In this collection of essays, Bollack functions most frequently as wrist-slapper rather than hermeneutical cheerleader whose enthusiasm becomes infectious. Unlike Gramsci, Bollack does not seem to be endorsing democratic reading practices, as readers might have imagined from Bollack’s spotlighting his unelaborated role in the May 1968 demonstrations. Bollack’s presuppositions for philology might obviate potential egalitarian impulses for the discipline. When a person’s “spiritual guide” (6) is Friedrich Nietzsche’s The Birth of Tragedy (like Bollack, Nietzsche held a Chair of Philology at the University of Basel, the school where Bollack learned philology), it’s difficult to believe that the person wouldn’t be infected by Nietzsche’s nefarious views about hierarchies among human beings (e.g., philologists as Übermenschen ?). Merely one generation prior to Bollack’s, Gramsci had invoked philology as a non-elitist, non-esoteric activity: “One should not care a hoot about the solemn task of advancing Dante criticism or of adding one’s own little stone to the edifice of commentaries and elucidations of the divine poem.”8 Gramsci pursued a larger political agenda on behalf of philology, and was willing to entertain a philological practice that addresses “future possibilities of meaning.”9 Whereas Gramsci developed what is called a “living philology,”10 Bollack’s philology, by contrast in style and content, reads like something D.O.A.

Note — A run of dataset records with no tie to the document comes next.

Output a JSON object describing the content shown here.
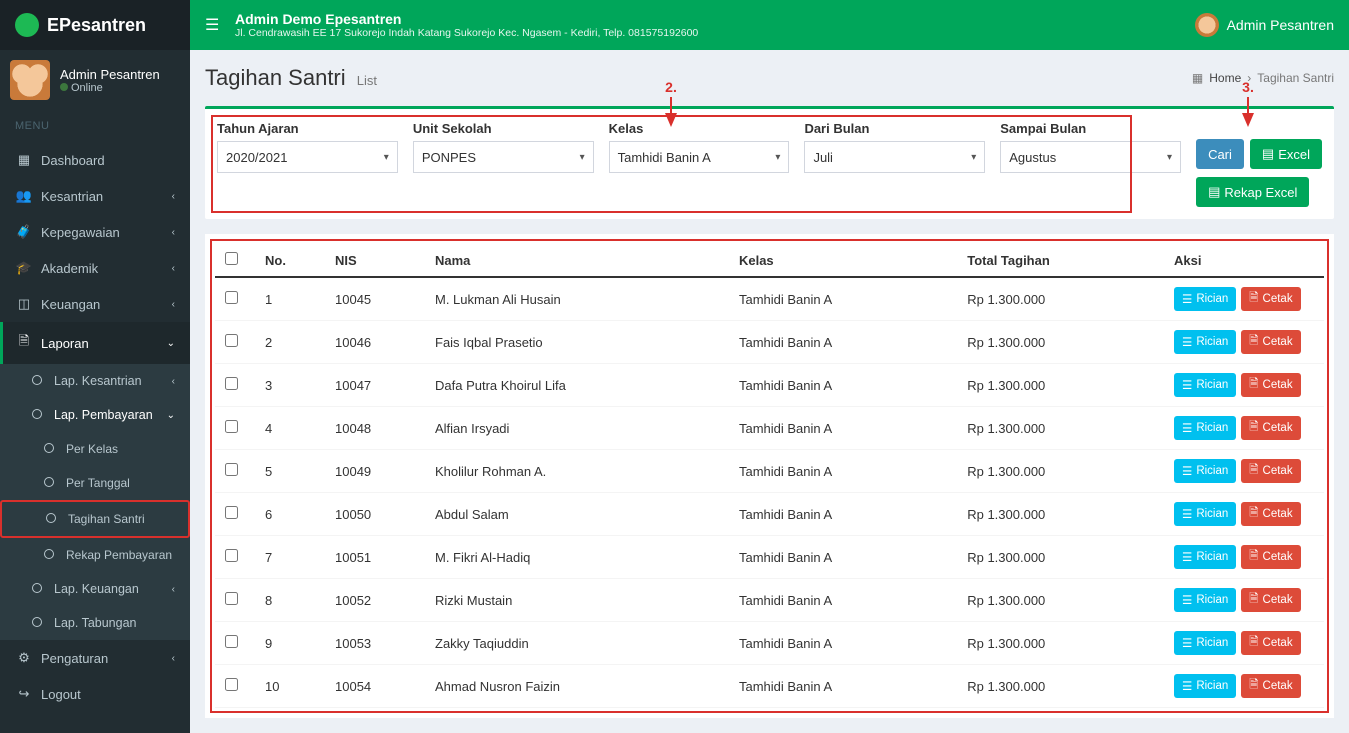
{
  "app_name": "EPesantren",
  "topbar": {
    "title": "Admin Demo Epesantren",
    "subtitle": "Jl. Cendrawasih EE 17 Sukorejo Indah Katang Sukorejo Kec. Ngasem - Kediri, Telp. 081575192600",
    "user": "Admin Pesantren"
  },
  "sidebar": {
    "user_name": "Admin Pesantren",
    "status": "Online",
    "menu_header": "MENU",
    "items": {
      "dashboard": "Dashboard",
      "kesantrian": "Kesantrian",
      "kepegawaian": "Kepegawaian",
      "akademik": "Akademik",
      "keuangan": "Keuangan",
      "laporan": "Laporan",
      "lap_kesantrian": "Lap. Kesantrian",
      "lap_pembayaran": "Lap. Pembayaran",
      "per_kelas": "Per Kelas",
      "per_tanggal": "Per Tanggal",
      "tagihan_santri": "Tagihan Santri",
      "rekap_pembayaran": "Rekap Pembayaran",
      "lap_keuangan": "Lap. Keuangan",
      "lap_tabungan": "Lap. Tabungan",
      "pengaturan": "Pengaturan",
      "logout": "Logout"
    }
  },
  "page": {
    "title": "Tagihan Santri",
    "subtitle": "List",
    "breadcrumb_home": "Home",
    "breadcrumb_current": "Tagihan Santri"
  },
  "filters": {
    "tahun_ajaran_label": "Tahun Ajaran",
    "tahun_ajaran_value": "2020/2021",
    "unit_sekolah_label": "Unit Sekolah",
    "unit_sekolah_value": "PONPES",
    "kelas_label": "Kelas",
    "kelas_value": "Tamhidi Banin A",
    "dari_bulan_label": "Dari Bulan",
    "dari_bulan_value": "Juli",
    "sampai_bulan_label": "Sampai Bulan",
    "sampai_bulan_value": "Agustus",
    "btn_cari": "Cari",
    "btn_excel": "Excel",
    "btn_rekap": "Rekap Excel"
  },
  "annotations": {
    "step2": "2.",
    "step3": "3."
  },
  "table": {
    "headers": {
      "no": "No.",
      "nis": "NIS",
      "nama": "Nama",
      "kelas": "Kelas",
      "total": "Total Tagihan",
      "aksi": "Aksi"
    },
    "btn_rician": "Rician",
    "btn_cetak": "Cetak",
    "rows": [
      {
        "no": "1",
        "nis": "10045",
        "nama": "M. Lukman Ali Husain",
        "kelas": "Tamhidi Banin A",
        "total": "Rp 1.300.000"
      },
      {
        "no": "2",
        "nis": "10046",
        "nama": "Fais Iqbal Prasetio",
        "kelas": "Tamhidi Banin A",
        "total": "Rp 1.300.000"
      },
      {
        "no": "3",
        "nis": "10047",
        "nama": "Dafa Putra Khoirul Lifa",
        "kelas": "Tamhidi Banin A",
        "total": "Rp 1.300.000"
      },
      {
        "no": "4",
        "nis": "10048",
        "nama": "Alfian Irsyadi",
        "kelas": "Tamhidi Banin A",
        "total": "Rp 1.300.000"
      },
      {
        "no": "5",
        "nis": "10049",
        "nama": "Kholilur Rohman A.",
        "kelas": "Tamhidi Banin A",
        "total": "Rp 1.300.000"
      },
      {
        "no": "6",
        "nis": "10050",
        "nama": "Abdul Salam",
        "kelas": "Tamhidi Banin A",
        "total": "Rp 1.300.000"
      },
      {
        "no": "7",
        "nis": "10051",
        "nama": "M. Fikri Al-Hadiq",
        "kelas": "Tamhidi Banin A",
        "total": "Rp 1.300.000"
      },
      {
        "no": "8",
        "nis": "10052",
        "nama": "Rizki Mustain",
        "kelas": "Tamhidi Banin A",
        "total": "Rp 1.300.000"
      },
      {
        "no": "9",
        "nis": "10053",
        "nama": "Zakky Taqiuddin",
        "kelas": "Tamhidi Banin A",
        "total": "Rp 1.300.000"
      },
      {
        "no": "10",
        "nis": "10054",
        "nama": "Ahmad Nusron Faizin",
        "kelas": "Tamhidi Banin A",
        "total": "Rp 1.300.000"
      }
    ]
  }
}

1. Rebecca Gould, “Philology, Education, Democracy,” The Journal of Aesthetic Education 46.4 (Winter 2012), 58. Gould issues such a statement despite developments like “the new philology” movement among medievalists a mere three decades earlier. See Siegfried Wenzel’s “Reflections on (New) Philology,” Speculum 65.1 (January 1990), 11-18.
2. See Gramsci’s Prison Notebooks, especially the Fourth Notebook. Antonio Gramsci, Prison Notebooks. Vol. II. Joseph Buttigieg (ed. and trans.) (Columbia University Press, 1996).
3. James Turner, Philology: The Forgotten Origins of the Modern Humanities (Princeton: Princeton University Press, 2014).
6. For those interested in a chapter-by-chapter commentary, written by Bollack’s self-described “friend,” Gregory Nagy, one is available online at Classical Inquiries. Several posts by Nagy on the blog are excerpts from Nagy’s introduction to The Art of Reading.
7. Bollack’s lengthy and caustic essay on Benjamin (chapter 20) runs counter to the encomia about Benjamin-as-philologist in a recent collection about the discipline. See Philology and Its Histories, Sean Gurd (ed.) (Columbus, OH: The Ohio State University Press, 2010).
8. Gramsci, Prison Notebooks, Vol. II, 257.
9. Roberto Dainotto, “Gramsci and Labriola: Philology, Philosophy of Praxis” in Perspective on Gramsci: Politics, Culture and Social Theory, edited by Joseph Francese (London: Routledge, 2009), 52.
10. Gramsci, Prison Notebooks, Vol. I. Joseph Buttigieg (ed. and trans.) (New York: Columbia University Press, 1992), 60.